◆ Description of the task ◆
Using the listing below, return each line exactly as it reads.

□ □ □ □

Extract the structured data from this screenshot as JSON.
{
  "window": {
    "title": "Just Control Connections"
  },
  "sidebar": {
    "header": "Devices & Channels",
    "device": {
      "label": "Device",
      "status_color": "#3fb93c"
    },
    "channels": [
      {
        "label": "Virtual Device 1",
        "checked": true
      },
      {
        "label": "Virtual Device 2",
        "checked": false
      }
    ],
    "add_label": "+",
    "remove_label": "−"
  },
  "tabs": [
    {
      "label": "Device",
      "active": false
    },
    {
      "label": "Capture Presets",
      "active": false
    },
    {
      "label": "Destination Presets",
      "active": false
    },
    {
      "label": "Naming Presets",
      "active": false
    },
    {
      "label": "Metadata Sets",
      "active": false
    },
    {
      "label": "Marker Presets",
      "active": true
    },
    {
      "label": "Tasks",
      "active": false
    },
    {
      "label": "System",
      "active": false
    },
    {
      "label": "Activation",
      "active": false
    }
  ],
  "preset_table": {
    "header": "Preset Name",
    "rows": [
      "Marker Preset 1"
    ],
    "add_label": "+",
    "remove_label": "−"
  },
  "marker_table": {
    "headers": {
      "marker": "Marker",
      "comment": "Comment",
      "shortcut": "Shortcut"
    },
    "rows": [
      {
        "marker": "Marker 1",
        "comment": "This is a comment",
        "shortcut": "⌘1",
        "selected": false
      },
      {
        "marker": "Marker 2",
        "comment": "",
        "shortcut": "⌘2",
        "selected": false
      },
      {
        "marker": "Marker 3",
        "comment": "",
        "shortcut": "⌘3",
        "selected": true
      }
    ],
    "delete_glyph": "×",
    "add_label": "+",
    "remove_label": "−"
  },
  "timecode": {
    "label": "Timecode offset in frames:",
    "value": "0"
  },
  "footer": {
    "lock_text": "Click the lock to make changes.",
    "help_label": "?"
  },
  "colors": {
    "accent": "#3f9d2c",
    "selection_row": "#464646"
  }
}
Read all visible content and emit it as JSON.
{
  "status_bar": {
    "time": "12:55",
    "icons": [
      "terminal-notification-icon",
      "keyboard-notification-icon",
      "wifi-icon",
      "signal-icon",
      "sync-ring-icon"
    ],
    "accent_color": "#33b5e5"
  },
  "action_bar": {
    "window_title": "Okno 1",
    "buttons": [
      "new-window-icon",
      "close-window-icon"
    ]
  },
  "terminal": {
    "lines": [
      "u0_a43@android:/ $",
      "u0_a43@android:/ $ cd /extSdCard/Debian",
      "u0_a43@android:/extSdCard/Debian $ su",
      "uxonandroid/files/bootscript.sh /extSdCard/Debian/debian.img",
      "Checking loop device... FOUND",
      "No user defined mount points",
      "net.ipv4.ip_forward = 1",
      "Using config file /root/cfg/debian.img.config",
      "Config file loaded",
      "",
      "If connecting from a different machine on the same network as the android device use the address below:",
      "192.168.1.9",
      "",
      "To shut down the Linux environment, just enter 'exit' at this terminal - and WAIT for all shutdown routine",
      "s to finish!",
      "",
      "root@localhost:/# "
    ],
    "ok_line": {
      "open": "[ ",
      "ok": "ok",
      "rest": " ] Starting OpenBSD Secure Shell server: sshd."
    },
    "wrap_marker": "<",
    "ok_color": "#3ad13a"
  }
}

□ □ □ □

◆ Finished exercise ◆
Extract the structured data from this screenshot as JSON.
{
  "window": {
    "title": "Just Control Connections"
  },
  "sidebar": {
    "header": "Devices & Channels",
    "device": {
      "label": "Device",
      "status_color": "#3fb93c"
    },
    "channels": [
      {
        "label": "Virtual Device 1",
        "checked": true
      },
      {
        "label": "Virtual Device 2",
        "checked": false
      }
    ],
    "add_label": "+",
    "remove_label": "−"
  },
  "tabs": [
    {
      "label": "Device",
      "active": false
    },
    {
      "label": "Capture Presets",
      "active": false
    },
    {
      "label": "Destination Presets",
      "active": false
    },
    {
      "label": "Naming Presets",
      "active": false
    },
    {
      "label": "Metadata Sets",
      "active": false
    },
    {
      "label": "Marker Presets",
      "active": true
    },
    {
      "label": "Tasks",
      "active": false
    },
    {
      "label": "System",
      "active": false
    },
    {
      "label": "Activation",
      "active": false
    }
  ],
  "preset_table": {
    "header": "Preset Name",
    "rows": [
      "Marker Preset 1"
    ],
    "add_label": "+",
    "remove_label": "−"
  },
  "marker_table": {
    "headers": {
      "marker": "Marker",
      "comment": "Comment",
      "shortcut": "Shortcut"
    },
    "rows": [
      {
        "marker": "Marker 1",
        "comment": "This is a comment",
        "shortcut": "⌘1",
        "selected": false
      },
      {
        "marker": "Marker 2",
        "comment": "",
        "shortcut": "⌘2",
        "selected": false
      },
      {
        "marker": "Marker 3",
        "comment": "",
        "shortcut": "⌘3",
        "selected": true
      }
    ],
    "delete_glyph": "×",
    "add_label": "+",
    "remove_label": "−"
  },
  "timecode": {
    "label": "Timecode offset in frames:",
    "value": "0"
  },
  "footer": {
    "lock_text": "Click the lock to make changes.",
    "help_label": "?"
  },
  "colors": {
    "accent": "#3f9d2c",
    "selection_row": "#464646"
  }
}
Read all visible content and emit it as JSON.
{
  "status_bar": {
    "time": "12:55",
    "icons": [
      "terminal-notification-icon",
      "keyboard-notification-icon",
      "wifi-icon",
      "signal-icon",
      "sync-ring-icon"
    ],
    "accent_color": "#33b5e5"
  },
  "action_bar": {
    "window_title": "Okno 1",
    "buttons": [
      "new-window-icon",
      "close-window-icon"
    ]
  },
  "terminal": {
    "lines": [
      "u0_a43@android:/ $",
      "u0_a43@android:/ $ cd /extSdCard/Debian",
      "u0_a43@android:/extSdCard/Debian $ su",
      "uxonandroid/files/bootscript.sh /extSdCard/Debian/debian.img",
      "Checking loop device... FOUND",
      "No user defined mount points",
      "net.ipv4.ip_forward = 1",
      "Using config file /root/cfg/debian.img.config",
      "Config file loaded",
      "",
      "If connecting from a different machine on the same network as the android device use the address below:",
      "192.168.1.9",
      "",
      "To shut down the Linux environment, just enter 'exit' at this terminal - and WAIT for all shutdown routine",
      "s to finish!",
      "",
      "root@localhost:/# "
    ],
    "ok_line": {
      "open": "[ ",
      "ok": "ok",
      "rest": " ] Starting OpenBSD Secure Shell server: sshd."
    },
    "wrap_marker": "<",
    "ok_color": "#3ad13a"
  }
}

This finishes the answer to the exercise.